*** Opening of Dataset excerpts ***
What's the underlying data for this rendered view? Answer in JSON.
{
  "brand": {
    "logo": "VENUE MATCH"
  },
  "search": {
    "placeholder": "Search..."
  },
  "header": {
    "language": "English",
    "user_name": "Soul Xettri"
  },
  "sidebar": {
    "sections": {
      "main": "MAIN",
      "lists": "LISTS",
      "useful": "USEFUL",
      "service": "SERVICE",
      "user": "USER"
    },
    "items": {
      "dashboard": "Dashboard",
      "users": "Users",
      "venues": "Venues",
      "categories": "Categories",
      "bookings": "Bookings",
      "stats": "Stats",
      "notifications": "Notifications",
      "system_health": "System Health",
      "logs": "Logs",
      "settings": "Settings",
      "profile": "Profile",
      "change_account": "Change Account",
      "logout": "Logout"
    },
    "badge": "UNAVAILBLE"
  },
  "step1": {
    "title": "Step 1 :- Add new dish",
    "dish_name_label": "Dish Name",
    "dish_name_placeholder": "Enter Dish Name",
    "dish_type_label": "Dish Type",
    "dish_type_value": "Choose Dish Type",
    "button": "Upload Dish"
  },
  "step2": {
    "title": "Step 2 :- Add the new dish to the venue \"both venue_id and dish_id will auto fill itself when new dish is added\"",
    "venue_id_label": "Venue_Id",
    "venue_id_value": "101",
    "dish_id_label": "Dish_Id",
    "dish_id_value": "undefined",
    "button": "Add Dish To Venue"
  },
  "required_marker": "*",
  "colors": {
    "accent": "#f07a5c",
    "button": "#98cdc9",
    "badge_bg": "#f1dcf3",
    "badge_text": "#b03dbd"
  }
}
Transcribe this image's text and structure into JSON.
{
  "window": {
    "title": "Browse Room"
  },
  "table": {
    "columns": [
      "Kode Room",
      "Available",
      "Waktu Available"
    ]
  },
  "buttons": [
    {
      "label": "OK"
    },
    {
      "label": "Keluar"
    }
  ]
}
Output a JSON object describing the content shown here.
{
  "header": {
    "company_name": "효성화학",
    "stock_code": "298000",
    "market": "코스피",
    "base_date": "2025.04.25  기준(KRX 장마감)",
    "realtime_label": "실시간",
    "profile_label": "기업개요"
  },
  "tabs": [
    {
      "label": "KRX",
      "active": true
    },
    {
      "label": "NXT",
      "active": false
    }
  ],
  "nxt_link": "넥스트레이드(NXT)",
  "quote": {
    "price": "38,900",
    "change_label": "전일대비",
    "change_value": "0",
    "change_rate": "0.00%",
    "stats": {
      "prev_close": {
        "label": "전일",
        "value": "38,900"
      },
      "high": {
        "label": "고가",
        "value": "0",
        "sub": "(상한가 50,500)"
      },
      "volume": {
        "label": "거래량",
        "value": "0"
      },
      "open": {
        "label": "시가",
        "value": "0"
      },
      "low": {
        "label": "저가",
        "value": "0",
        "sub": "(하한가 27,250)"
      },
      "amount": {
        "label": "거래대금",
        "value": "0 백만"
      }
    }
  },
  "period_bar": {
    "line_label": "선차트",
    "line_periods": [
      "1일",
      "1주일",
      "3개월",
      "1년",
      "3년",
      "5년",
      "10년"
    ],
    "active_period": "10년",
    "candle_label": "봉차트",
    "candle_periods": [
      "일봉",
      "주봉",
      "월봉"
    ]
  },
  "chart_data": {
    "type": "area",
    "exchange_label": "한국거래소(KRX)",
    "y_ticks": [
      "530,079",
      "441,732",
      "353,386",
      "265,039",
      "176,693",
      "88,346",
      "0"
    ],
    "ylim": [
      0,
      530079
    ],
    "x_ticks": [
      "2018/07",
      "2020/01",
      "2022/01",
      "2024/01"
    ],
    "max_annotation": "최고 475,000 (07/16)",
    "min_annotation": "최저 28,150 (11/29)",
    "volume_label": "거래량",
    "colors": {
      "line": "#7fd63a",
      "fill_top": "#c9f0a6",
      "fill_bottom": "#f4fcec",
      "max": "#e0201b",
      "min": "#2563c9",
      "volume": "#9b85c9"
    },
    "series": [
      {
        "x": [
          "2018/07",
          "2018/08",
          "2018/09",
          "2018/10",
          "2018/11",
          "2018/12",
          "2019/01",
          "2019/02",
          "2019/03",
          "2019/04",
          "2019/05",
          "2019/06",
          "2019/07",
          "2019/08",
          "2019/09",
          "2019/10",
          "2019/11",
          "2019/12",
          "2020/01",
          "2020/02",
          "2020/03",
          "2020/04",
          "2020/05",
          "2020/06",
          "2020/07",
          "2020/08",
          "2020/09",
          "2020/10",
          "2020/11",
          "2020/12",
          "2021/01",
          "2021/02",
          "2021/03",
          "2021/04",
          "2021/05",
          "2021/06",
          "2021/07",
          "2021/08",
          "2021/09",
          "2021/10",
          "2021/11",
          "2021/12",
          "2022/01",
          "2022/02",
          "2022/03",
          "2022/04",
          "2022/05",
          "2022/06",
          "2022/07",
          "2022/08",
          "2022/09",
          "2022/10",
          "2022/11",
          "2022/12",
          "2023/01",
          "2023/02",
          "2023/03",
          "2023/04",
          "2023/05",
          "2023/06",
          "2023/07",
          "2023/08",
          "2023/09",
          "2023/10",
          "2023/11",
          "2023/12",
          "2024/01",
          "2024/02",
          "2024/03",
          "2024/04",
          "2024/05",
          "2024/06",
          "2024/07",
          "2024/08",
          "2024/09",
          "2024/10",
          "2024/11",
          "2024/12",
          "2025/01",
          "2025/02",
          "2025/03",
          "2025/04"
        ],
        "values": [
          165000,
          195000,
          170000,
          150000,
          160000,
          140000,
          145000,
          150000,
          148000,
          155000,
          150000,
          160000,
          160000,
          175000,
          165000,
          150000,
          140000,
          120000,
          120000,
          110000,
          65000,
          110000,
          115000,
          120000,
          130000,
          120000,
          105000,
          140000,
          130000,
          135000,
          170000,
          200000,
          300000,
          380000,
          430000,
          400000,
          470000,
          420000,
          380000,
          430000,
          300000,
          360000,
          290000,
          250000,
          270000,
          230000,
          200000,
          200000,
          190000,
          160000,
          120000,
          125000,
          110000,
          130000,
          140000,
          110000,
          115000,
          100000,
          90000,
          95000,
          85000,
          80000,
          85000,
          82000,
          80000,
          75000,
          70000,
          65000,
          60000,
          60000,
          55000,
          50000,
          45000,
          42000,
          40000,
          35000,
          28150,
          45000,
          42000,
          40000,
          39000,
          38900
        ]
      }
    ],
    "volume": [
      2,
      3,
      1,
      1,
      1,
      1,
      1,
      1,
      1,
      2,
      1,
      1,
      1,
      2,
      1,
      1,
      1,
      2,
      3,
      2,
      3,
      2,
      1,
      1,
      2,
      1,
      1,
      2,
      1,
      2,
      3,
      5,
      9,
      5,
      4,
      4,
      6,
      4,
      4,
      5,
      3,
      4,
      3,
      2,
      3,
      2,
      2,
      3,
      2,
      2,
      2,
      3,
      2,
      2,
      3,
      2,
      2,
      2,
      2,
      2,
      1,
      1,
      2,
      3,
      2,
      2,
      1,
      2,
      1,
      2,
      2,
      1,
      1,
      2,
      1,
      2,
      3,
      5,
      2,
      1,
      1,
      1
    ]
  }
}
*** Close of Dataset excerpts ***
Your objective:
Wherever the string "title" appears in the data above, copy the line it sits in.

Result below:
    "title": "Step 1 :- Add new dish",
    "title": "Step 2 :- Add the new dish to the venue \"both venue_id and dish_id will auto fill itself when new dish is added\"",
    "title": "Browse Room"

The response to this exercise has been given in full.